***** Material provided *****
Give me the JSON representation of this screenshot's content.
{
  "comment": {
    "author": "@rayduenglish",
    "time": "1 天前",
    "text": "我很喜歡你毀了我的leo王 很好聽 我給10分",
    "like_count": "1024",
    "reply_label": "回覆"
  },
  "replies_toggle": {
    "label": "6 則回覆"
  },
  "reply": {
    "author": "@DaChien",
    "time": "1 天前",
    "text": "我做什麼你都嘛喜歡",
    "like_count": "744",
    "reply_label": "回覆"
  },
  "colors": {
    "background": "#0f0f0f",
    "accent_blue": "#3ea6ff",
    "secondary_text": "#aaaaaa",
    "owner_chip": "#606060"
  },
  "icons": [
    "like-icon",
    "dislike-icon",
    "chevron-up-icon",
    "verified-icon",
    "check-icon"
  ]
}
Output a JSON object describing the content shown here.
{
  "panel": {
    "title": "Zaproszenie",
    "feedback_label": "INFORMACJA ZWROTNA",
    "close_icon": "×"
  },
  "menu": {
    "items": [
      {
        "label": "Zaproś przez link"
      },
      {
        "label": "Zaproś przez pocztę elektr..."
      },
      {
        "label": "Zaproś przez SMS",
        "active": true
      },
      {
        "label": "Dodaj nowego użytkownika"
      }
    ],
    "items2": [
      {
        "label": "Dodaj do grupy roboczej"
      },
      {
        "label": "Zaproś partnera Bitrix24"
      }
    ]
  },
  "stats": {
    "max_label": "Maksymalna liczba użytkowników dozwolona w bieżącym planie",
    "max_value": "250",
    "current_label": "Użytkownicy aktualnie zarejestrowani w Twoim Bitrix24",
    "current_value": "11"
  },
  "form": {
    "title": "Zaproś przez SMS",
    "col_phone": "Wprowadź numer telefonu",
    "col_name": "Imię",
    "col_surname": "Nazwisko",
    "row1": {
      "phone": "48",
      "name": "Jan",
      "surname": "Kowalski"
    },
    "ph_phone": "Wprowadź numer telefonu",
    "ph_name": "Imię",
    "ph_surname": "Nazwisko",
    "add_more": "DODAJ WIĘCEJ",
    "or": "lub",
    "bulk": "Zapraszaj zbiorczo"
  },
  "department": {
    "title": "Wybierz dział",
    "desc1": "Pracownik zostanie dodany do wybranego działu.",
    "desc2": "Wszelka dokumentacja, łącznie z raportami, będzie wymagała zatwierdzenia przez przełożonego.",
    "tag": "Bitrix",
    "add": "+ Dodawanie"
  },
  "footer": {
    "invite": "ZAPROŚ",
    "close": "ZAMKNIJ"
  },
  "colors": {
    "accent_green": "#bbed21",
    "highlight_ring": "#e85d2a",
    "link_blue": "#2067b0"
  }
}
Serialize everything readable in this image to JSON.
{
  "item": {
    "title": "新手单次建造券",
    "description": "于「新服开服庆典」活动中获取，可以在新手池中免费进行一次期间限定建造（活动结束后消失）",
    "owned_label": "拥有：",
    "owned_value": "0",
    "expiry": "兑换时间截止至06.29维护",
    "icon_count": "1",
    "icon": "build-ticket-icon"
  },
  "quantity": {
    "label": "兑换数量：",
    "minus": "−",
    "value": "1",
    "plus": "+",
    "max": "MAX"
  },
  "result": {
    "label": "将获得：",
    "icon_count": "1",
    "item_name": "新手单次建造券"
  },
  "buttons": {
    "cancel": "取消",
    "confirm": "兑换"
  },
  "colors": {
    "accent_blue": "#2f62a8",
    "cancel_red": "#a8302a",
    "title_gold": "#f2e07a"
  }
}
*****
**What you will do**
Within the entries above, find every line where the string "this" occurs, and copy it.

**Reply to the exercise**
Give me the JSON representation of this screenshot's content.
Serialize everything readable in this image to JSON.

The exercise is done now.